Setup as the first lodge in the area, the intent was to make the locals a part of its existence by making them a part of everything big and small. It is driven by the purpose of passing on the benefit of tourism to locals and make Forsyth lodge a part of their lives and livelihood. Most conservation efforts are based on economies and giving the local people the benefit of tourism makes them conserve what the tourists are coming for and make them responsible for what’s truly theirs.
Less is more

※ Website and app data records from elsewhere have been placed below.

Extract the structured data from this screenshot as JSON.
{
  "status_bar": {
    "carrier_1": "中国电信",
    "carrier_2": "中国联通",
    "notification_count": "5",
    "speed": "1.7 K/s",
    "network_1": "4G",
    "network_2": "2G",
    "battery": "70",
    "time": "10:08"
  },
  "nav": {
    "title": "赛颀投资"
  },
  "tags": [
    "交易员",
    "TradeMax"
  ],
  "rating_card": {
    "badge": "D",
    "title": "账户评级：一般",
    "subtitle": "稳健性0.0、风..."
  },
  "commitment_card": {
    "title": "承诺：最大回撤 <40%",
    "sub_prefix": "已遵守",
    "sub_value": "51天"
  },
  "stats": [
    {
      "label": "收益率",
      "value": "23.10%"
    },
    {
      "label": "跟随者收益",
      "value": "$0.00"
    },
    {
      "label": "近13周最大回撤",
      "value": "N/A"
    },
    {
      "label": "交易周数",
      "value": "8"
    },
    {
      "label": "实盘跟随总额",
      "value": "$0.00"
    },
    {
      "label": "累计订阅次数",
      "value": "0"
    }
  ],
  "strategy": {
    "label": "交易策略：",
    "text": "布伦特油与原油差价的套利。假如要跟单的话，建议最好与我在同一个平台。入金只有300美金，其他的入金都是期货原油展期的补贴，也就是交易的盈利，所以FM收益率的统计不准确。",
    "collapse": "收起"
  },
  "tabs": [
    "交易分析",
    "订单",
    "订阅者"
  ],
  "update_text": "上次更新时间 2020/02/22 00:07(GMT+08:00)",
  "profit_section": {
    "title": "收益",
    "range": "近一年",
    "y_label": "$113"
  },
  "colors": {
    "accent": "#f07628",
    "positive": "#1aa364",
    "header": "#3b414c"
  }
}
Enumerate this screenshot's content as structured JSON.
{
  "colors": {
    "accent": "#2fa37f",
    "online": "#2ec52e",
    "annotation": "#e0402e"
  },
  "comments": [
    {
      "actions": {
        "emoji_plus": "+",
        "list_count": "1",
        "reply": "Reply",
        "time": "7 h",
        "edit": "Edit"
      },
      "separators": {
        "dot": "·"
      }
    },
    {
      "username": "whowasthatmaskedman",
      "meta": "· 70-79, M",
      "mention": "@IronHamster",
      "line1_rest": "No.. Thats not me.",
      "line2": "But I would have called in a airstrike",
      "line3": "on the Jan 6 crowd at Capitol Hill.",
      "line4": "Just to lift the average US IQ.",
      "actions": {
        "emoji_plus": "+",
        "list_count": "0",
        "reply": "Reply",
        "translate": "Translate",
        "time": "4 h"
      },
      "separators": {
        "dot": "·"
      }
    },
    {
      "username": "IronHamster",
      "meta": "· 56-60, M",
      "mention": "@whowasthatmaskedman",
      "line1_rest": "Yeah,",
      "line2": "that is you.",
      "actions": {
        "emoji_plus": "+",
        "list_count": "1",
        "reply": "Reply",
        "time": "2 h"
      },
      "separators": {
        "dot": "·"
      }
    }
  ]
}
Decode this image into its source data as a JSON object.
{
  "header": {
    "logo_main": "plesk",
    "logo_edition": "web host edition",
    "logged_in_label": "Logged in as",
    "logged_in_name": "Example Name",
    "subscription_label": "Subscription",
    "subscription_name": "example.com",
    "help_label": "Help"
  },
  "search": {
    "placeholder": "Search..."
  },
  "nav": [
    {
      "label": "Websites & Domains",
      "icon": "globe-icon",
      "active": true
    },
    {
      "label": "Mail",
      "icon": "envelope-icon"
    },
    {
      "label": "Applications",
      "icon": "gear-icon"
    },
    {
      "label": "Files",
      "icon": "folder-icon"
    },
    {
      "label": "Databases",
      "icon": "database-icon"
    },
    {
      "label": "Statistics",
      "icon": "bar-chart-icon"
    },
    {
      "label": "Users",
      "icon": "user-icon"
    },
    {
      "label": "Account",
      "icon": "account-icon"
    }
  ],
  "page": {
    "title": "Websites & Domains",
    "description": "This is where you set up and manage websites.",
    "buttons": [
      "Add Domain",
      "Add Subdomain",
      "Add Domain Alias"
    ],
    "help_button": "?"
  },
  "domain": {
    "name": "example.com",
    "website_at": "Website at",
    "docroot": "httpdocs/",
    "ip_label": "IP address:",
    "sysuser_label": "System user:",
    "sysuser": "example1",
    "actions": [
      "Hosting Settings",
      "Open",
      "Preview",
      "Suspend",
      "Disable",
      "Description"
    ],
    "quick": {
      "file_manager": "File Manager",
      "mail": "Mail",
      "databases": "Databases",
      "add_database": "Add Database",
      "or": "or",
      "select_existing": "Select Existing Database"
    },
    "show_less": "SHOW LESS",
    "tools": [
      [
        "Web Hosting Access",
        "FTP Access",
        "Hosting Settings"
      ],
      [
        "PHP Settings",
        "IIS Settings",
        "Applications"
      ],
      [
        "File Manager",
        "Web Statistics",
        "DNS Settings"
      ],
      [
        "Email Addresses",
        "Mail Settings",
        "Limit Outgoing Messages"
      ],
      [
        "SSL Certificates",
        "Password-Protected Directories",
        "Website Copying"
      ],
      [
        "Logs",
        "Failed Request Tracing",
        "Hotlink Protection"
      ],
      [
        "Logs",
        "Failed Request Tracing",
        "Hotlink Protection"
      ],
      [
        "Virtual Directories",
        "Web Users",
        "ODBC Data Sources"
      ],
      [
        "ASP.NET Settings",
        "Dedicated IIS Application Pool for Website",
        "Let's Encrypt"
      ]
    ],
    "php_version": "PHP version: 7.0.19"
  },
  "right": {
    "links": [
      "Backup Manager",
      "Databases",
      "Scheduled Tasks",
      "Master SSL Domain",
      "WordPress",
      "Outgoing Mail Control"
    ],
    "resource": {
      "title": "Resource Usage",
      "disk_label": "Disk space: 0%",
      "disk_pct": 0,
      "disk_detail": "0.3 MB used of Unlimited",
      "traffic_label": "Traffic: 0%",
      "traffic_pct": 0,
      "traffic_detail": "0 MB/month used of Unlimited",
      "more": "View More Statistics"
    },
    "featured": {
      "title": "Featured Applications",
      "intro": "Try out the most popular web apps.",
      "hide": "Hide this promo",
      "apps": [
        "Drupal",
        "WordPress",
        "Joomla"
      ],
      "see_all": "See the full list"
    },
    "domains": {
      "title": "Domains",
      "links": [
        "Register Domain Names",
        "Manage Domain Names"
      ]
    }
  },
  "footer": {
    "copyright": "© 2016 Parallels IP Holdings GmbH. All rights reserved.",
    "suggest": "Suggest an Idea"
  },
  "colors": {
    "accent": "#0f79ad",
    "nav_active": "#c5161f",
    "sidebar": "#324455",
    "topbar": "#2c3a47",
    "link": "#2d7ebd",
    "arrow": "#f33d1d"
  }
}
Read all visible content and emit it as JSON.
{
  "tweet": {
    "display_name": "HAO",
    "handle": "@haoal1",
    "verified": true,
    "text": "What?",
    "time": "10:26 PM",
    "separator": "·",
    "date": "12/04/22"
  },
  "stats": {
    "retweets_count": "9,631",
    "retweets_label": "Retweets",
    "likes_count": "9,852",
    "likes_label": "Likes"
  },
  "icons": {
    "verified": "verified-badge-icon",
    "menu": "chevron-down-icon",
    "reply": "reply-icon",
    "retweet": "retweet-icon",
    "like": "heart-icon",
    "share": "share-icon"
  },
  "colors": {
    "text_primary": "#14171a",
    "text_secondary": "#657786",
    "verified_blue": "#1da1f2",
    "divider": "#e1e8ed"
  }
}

Simplicity and minimalism is what makes the lodge aesthetically beautiful and ecologically sustainable. While most creature comforts are provided in a remote environment, form, functionality and minimal wastage of resources takes precedence in the operations. Communal dining means everyone eats together and there’s no wastage of food. Providing filtered water means less use of plastic. Composting of garbage and recycling leads to organic salads and a cleaner environment. Chemical free soaps and reed beds means the grey water can be recycled and used for recharging ground water.
All these attributes make sure that when you stay at a lodge you may be contributing to a much greater purpose than meets the eye!
It was a plan that was being planned for the last two years and we are blessed that we made it happen before it was too late.
On the road-trip back home to Bengaluru (that’s what it’s called now, not Bangalore) from the lodge we cross from Madhya Pradesh to Maharashtra to Telangana and Andhra Pradesh to enter Karnataka. And somewhere in between Hyderabad and Bengaluru is a sanctuary that Vineeth identified Rollapadu bird Sanctuary, as a place to get a chance to see the Great Indian Bustard, a bird which has only a few hundred individuals left in the country.
Though these grassland birds where found across India in different patches of arid landscapes, habitat destruction and farm lands have taken over their habitat and now they are on the brink of extinction and our generation might have the dubious distinction of losing a major species after independence, if experts are not able to make things work for resurrecting the species.
So even though we knew our chances were slim we were hopeful as we drove to this landscape. We found acres and acres of arid landscape with slate on the ground and granite mountains on the horizon very close to Kurnool, known as the gateway of Rayalaseema.
We had a very knowledgeable local guide who we hoped would help us find this rare bird among the others. Our safaris showed us sizable herds of Blackbucks, 4 desert foxes and birds like peafowl, sandgrouse, doves, painted storks, lapwings, knob-billed duck, painted snipe, larks, eagles etc. but not a sign of the 3 individuals of bustards that were seen in the area. Our guide tried his level best to look for them in every possible area of this vast landscape to no avail.
Finally, just before we were going to end our last safari, he took us to an area we had already visited and his frantic stop…stop…got us to a grinding halt. And there it was, one of the 3 female birds seen in the region foraging at the edge of freshly ploughed field about 100 meters away. We felt as if we had found God! We watched intently as this tall ground bird elevated on its strong stilt like legs kept bending down and striding around to catch insects in the very short grass. It would occasionally stand upright with its long neck giving it a vantage of its habitat around. The female had a partial black ring speckled around the neck and a the neck itself was buff coloured unlike the bright white found in the male. We waited for the bird to come closer, which it did, but just within the range of our 500mm lenses and not more. We were spellbound and there was just the sound of the early morning wind flowing across the patchy grassland.
We left from the place after clicking enough pictures and videos to last us our life time but the feeling was bitter-sweet as we were told that this was one of the three individuals and with no male birds around, they have been laying infertile eggs and might soon cease to exist in this area. Experts, in their effort to try and resurrect the species might try and introduce a male bird from some of the other populations in India.
Let’s hope this species survives for our future generations to cherish.